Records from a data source
──────────
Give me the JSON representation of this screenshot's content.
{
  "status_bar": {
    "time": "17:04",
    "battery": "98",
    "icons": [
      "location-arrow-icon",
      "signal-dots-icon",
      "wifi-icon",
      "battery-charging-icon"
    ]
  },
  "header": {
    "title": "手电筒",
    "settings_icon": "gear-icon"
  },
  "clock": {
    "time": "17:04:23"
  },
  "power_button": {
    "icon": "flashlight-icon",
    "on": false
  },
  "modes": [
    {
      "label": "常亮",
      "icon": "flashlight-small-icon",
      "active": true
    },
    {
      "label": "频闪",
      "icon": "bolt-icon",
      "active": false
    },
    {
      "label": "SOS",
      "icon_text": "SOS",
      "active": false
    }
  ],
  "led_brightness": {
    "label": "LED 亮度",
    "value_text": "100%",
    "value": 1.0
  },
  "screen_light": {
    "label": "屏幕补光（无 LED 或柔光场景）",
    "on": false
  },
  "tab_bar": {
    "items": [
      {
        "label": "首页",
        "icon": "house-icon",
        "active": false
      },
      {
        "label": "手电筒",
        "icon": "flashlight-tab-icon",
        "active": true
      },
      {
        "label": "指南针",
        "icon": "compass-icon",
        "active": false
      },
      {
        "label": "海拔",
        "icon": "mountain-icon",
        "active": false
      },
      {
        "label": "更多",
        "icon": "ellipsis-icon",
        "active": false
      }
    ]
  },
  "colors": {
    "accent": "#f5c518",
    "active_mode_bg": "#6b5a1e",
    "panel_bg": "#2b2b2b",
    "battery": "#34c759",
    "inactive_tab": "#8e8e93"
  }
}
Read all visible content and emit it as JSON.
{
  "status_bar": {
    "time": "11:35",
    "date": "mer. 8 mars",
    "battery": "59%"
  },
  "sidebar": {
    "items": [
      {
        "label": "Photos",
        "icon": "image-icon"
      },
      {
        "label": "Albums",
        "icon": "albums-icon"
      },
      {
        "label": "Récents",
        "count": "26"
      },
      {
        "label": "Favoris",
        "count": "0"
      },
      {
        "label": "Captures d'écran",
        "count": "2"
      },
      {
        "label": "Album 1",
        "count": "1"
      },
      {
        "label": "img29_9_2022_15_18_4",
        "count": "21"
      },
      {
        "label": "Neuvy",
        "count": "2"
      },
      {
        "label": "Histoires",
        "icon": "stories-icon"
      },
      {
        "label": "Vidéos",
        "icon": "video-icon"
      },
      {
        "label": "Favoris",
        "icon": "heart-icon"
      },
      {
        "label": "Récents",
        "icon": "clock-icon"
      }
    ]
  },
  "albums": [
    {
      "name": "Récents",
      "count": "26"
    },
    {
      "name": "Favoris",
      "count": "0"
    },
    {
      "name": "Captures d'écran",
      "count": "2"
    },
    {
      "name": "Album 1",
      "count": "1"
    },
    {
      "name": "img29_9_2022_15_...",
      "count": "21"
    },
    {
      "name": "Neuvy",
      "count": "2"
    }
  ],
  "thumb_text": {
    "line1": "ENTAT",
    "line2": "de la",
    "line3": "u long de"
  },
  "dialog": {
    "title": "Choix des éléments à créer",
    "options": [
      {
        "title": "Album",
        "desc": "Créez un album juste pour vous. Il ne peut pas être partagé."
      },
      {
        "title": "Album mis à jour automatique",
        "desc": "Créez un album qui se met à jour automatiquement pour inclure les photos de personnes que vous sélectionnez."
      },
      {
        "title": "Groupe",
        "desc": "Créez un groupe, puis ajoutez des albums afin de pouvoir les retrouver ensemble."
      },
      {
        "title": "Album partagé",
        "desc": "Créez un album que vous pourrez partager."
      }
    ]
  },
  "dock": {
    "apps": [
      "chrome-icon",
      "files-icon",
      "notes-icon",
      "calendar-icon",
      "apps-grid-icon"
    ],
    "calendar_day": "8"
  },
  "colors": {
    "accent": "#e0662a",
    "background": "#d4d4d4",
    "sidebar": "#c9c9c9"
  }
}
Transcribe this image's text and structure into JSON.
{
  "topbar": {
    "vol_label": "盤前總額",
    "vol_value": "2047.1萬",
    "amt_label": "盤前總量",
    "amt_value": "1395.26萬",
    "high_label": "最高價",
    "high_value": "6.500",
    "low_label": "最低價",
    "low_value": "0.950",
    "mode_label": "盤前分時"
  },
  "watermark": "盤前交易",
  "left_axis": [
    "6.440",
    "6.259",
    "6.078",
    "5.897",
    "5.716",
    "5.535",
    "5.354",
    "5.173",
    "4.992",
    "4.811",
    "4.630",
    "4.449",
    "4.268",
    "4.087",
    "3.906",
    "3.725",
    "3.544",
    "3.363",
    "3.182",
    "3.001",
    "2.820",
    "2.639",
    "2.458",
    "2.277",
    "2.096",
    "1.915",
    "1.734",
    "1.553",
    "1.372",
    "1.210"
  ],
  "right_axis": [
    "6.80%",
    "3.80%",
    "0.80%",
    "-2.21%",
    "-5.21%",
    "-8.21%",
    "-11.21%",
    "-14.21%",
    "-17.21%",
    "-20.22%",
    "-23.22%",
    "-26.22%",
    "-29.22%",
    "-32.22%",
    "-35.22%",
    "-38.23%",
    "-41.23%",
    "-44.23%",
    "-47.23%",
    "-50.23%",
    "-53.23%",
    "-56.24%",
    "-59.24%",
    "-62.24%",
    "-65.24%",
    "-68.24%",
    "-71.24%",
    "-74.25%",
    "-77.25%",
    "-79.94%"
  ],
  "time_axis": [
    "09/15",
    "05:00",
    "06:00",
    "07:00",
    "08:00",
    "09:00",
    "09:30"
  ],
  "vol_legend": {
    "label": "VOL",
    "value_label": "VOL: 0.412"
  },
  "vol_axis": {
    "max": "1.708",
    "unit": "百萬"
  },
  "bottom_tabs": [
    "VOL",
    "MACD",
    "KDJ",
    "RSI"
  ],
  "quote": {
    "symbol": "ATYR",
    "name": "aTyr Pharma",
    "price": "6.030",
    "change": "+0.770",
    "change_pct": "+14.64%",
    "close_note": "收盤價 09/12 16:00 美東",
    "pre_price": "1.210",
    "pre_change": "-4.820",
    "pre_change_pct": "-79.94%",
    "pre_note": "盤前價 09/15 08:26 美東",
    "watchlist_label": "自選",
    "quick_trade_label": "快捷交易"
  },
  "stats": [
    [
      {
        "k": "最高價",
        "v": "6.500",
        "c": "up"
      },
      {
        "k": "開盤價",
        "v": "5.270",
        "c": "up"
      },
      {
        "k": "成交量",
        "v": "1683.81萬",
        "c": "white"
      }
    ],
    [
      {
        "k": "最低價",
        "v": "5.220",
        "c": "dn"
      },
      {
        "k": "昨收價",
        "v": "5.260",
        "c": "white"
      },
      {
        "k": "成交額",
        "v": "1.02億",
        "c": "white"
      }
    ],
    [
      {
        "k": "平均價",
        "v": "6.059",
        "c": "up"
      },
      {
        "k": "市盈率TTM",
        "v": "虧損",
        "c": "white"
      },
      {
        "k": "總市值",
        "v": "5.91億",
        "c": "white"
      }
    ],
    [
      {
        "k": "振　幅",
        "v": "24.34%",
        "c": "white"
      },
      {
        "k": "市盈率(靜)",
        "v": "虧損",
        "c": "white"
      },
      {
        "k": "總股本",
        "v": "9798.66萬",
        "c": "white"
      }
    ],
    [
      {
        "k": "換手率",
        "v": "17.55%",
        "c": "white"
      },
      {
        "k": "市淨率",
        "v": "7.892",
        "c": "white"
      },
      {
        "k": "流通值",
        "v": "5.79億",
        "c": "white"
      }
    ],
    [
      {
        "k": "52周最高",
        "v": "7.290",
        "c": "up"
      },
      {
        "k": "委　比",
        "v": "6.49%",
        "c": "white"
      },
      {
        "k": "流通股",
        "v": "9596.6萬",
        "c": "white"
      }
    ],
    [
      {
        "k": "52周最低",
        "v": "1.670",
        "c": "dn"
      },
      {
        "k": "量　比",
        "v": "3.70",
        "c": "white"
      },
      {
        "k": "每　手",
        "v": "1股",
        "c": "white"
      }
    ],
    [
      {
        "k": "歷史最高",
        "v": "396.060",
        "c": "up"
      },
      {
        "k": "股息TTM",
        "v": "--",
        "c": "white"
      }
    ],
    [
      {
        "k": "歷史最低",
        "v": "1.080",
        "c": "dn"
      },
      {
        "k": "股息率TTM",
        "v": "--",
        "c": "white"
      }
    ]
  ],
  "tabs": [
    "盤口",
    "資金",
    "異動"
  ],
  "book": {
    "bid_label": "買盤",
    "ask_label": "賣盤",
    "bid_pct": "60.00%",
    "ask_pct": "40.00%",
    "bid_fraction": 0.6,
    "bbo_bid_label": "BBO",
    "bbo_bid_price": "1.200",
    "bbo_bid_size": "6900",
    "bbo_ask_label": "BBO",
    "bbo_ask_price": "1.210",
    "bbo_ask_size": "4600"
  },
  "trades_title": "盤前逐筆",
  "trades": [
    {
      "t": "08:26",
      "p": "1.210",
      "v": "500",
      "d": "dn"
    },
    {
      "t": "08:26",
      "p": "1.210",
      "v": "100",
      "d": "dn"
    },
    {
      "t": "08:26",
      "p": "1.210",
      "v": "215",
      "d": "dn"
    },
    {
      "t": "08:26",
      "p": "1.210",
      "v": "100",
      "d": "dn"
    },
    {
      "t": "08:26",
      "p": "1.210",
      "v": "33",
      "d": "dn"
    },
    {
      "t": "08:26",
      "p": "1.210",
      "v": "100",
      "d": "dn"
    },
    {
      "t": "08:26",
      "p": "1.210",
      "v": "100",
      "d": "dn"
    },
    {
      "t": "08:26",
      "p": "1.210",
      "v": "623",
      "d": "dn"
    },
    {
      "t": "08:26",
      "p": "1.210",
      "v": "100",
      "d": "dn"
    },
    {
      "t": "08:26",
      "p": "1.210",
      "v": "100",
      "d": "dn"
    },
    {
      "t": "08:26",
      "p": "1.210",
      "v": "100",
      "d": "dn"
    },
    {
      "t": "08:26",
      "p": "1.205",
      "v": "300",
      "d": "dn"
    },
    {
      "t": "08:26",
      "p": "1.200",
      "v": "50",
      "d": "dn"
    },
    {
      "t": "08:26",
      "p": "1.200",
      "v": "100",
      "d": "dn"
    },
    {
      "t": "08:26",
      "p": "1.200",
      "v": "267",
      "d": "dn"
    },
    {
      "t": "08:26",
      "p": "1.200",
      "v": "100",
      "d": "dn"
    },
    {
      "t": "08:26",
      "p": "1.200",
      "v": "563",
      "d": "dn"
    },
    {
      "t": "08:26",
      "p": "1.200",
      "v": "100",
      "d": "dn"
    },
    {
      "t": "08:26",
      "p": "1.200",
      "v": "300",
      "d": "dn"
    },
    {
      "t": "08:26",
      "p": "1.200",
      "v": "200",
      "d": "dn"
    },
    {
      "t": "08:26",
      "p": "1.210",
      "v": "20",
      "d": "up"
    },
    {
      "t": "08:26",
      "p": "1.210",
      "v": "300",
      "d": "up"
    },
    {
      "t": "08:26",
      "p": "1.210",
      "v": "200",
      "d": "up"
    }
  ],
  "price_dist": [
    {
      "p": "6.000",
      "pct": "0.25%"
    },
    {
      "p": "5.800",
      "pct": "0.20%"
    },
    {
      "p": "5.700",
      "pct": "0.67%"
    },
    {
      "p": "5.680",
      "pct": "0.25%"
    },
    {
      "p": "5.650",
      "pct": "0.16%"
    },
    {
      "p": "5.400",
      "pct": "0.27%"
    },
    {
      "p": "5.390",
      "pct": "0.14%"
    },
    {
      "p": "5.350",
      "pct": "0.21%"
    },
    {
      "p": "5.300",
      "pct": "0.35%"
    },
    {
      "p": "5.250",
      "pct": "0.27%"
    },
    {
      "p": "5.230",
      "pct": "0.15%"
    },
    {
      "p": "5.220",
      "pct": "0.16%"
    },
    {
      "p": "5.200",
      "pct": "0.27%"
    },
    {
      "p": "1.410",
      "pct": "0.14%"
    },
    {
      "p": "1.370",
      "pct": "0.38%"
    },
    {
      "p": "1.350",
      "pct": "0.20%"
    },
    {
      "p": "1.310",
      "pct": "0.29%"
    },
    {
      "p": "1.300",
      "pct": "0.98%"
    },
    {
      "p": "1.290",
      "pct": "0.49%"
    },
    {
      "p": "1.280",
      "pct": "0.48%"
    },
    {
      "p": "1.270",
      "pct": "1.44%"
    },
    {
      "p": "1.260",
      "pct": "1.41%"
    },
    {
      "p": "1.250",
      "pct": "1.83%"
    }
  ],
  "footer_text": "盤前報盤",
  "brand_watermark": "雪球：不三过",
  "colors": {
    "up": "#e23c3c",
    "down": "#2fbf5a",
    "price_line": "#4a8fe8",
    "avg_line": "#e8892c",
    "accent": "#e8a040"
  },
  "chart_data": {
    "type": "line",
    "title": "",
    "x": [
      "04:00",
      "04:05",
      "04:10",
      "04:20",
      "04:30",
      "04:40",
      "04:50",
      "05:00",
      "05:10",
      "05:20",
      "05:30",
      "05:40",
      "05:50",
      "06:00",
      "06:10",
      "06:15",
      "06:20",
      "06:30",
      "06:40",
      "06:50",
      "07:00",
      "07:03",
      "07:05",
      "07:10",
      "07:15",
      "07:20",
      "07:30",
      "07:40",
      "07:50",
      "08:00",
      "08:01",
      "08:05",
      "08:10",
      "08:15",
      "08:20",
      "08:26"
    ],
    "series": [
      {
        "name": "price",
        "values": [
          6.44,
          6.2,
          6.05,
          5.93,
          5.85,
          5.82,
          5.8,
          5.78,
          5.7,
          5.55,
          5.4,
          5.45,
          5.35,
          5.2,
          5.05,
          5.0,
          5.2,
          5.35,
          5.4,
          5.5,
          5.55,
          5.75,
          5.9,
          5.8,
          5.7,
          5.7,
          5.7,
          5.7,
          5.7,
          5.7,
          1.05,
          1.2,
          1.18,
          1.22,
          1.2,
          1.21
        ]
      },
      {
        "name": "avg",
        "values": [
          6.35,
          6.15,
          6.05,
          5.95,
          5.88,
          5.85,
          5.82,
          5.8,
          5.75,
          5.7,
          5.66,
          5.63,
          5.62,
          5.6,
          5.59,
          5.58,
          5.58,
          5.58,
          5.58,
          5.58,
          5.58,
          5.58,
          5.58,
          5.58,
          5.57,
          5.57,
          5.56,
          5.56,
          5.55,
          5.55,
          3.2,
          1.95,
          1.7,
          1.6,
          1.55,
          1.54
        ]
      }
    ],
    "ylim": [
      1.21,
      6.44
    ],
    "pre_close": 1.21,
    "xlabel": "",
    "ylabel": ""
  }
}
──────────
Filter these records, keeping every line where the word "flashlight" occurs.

    "icon": "flashlight-icon",
      "icon": "flashlight-small-icon",
        "icon": "flashlight-tab-icon",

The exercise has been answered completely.